|jtag||Not yet available||msp430tools-jtag-lib-20031101cvs-20050610.i386.rpm|
|gdb||Not yet available||msp430tools-gdb-6.0-20050609.i386.rpm|
Renesas M16C (m32c-elf-gcc)
Step 4: Install TinyOS toolchain
The TinyOS-specific tools are the NesC compiler and a set of tools
developed in the
tinyos-2.x/tools source code repository. They are
also installed using rpms.
There are two Linux versions of tinyos-tools, depending on whether you have a 32-bit or 64-bit machine. The first is the i386 RPM and the second is the i686 RPM. If you have a 64-bit Java VM, it is important that you install the i686 RPM or otherwise the Java support may not work properly.
Step 5: Install the TinyOS 2.x source tree

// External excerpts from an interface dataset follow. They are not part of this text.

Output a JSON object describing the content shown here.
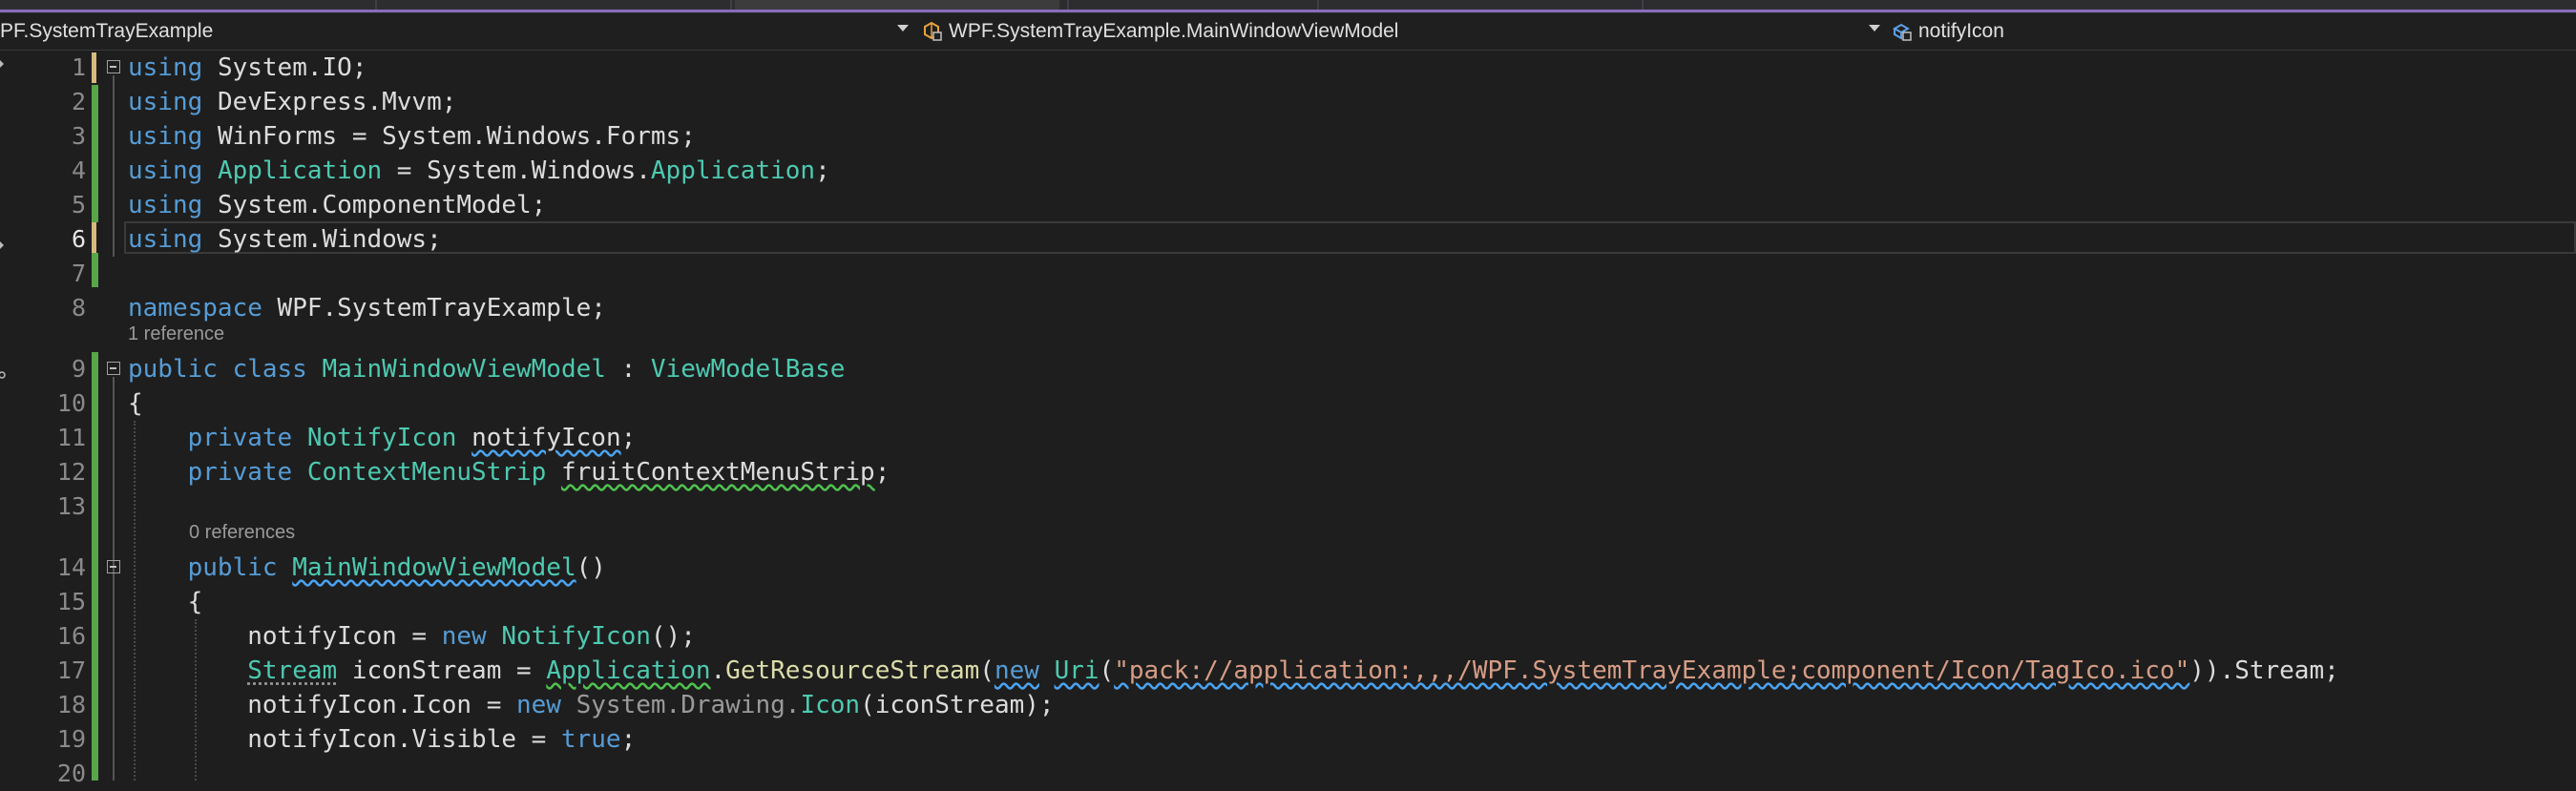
{
  "nav": {
    "project": "PF.SystemTrayExample",
    "type_scope": "WPF.SystemTrayExample.MainWindowViewModel",
    "member_scope": "notifyIcon"
  },
  "codelens": {
    "class_refs": "1 reference",
    "ctor_refs": "0 references"
  },
  "current_line": 6,
  "lines": [
    {
      "n": "1"
    },
    {
      "n": "2"
    },
    {
      "n": "3"
    },
    {
      "n": "4"
    },
    {
      "n": "5"
    },
    {
      "n": "6"
    },
    {
      "n": "7"
    },
    {
      "n": "8"
    },
    {
      "n": "9"
    },
    {
      "n": "10"
    },
    {
      "n": "11"
    },
    {
      "n": "12"
    },
    {
      "n": "13"
    },
    {
      "n": "14"
    },
    {
      "n": "15"
    },
    {
      "n": "16"
    },
    {
      "n": "17"
    },
    {
      "n": "18"
    },
    {
      "n": "19"
    },
    {
      "n": "20"
    }
  ],
  "code": {
    "l1": [
      "using",
      "System.IO;"
    ],
    "l2": [
      "using",
      "DevExpress.Mvvm;"
    ],
    "l3": [
      "using",
      "WinForms = System.Windows.Forms;"
    ],
    "l4": [
      "using",
      "Application",
      " = System.Windows.",
      "Application",
      ";"
    ],
    "l5": [
      "using",
      "System.ComponentModel;"
    ],
    "l6": [
      "using",
      "System.Windows;"
    ],
    "l8": [
      "namespace",
      "WPF.SystemTrayExample;"
    ],
    "l9": [
      "public class",
      "MainWindowViewModel",
      " : ",
      "ViewModelBase"
    ],
    "l10": [
      "{"
    ],
    "l11": [
      "private",
      "NotifyIcon",
      "notifyIcon",
      ";"
    ],
    "l12": [
      "private",
      "ContextMenuStrip",
      "fruitContextMenuStrip",
      ";"
    ],
    "l14": [
      "public",
      "MainWindowViewModel",
      "()"
    ],
    "l15": [
      "{"
    ],
    "l16": [
      "notifyIcon = ",
      "new",
      "NotifyIcon",
      "();"
    ],
    "l17": [
      "Stream",
      "iconStream",
      " = ",
      "Application",
      ".",
      "GetResourceStream",
      "(",
      "new",
      "Uri",
      "(",
      "\"pack://application:,,,/WPF.SystemTrayExample;component/Icon/TagIco.ico\"",
      ")).Stream;"
    ],
    "l18": [
      "notifyIcon.Icon = ",
      "new",
      "System.Drawing.",
      "Icon",
      "(iconStream);"
    ],
    "l19": [
      "notifyIcon.Visible = ",
      "true",
      ";"
    ]
  },
  "colors": {
    "keyword": "#569cd6",
    "type": "#4ec9b0",
    "string": "#d69d85",
    "method": "#dcdcaa",
    "changed_line": "#57a64a",
    "unsaved_line": "#d7ba7d"
  },
  "icons": {
    "type_scope": "class-icon",
    "member_scope": "field-icon"
  }
}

Now that the tools are installed, you need only install the tinyos 2.x source tree and then set your environment variables.
- Get the code from the TinyOS release repository:
wget http://github.com/tinyos/tinyos-release/archive/tinyos-2_1_2.tar.gz tar xf tinyos-2_1_2.tar.gz
This will extract the actual TinyOS code in a folder named
tinyos-release-tinyos-2_1_2inside the directory the command was iussed. Feel free to rename this folder to
- You will need to add some enviroment variables to your shell. The following file includes the necessary ones. Substitute the placeholder
<local-tinyos-path>with the path where you chose to place the code in the previous section (full path recommended).
# Here we setup the environment # variables needed by the tinyos # make system export TOSROOT="<local-tinyos-path>" export TOSDIR="$TOSROOT/tos" export CLASSPATH=$CLASSPATH:$TOSROOT/support/sdk/java export MAKERULES="$TOSROOT/support/make/Makerules" export PYTHONPATH=$PYTHONPATH:$TOSROOT/support/sdk/python echo "setting up TinyOS on source path $TOSROOT"
Suppose you named this file
tinyos.env. There are now at least two possibilites to have these variables accessible in your shell:
- Place it as root user in
- Place it in
<local-tinyos-path>and add the following line to your
You can also add the contents of the file directly to the .bashrc.
To make the changes work, the easiest way is to open a new terminal window.
- Place it as root user in
- In order to program motes you will need to access the serial ports. This can be done by joining the group that grants this privilege. sudo gpasswd -a <your-user> dialout This change only takes effect when log out and log in again.
Step 5b (optional): Post-install fixes in Windows/Cygwin environment
If you later experience problems when building some tutorials, running Java tools, ... see Geoffrey Lo's excellent blog post, especially step 2.
Step 6: Installing Graphviz
Go to download page of the Graphviz project and download the appropriate RPM. You only need the basic graphviz RPM (graphviz-); you don't need all of the add-ons, such as -devel, -doc, -perl, etc. If you're not sure what version of Linux you're running,
might give you some useful information. Install the rpm with rpm -i rpm-name. In the case of Windows, there is a simple install program, so you don't need to deal with RPMs.
you may need to download graphviz 1.1.0 here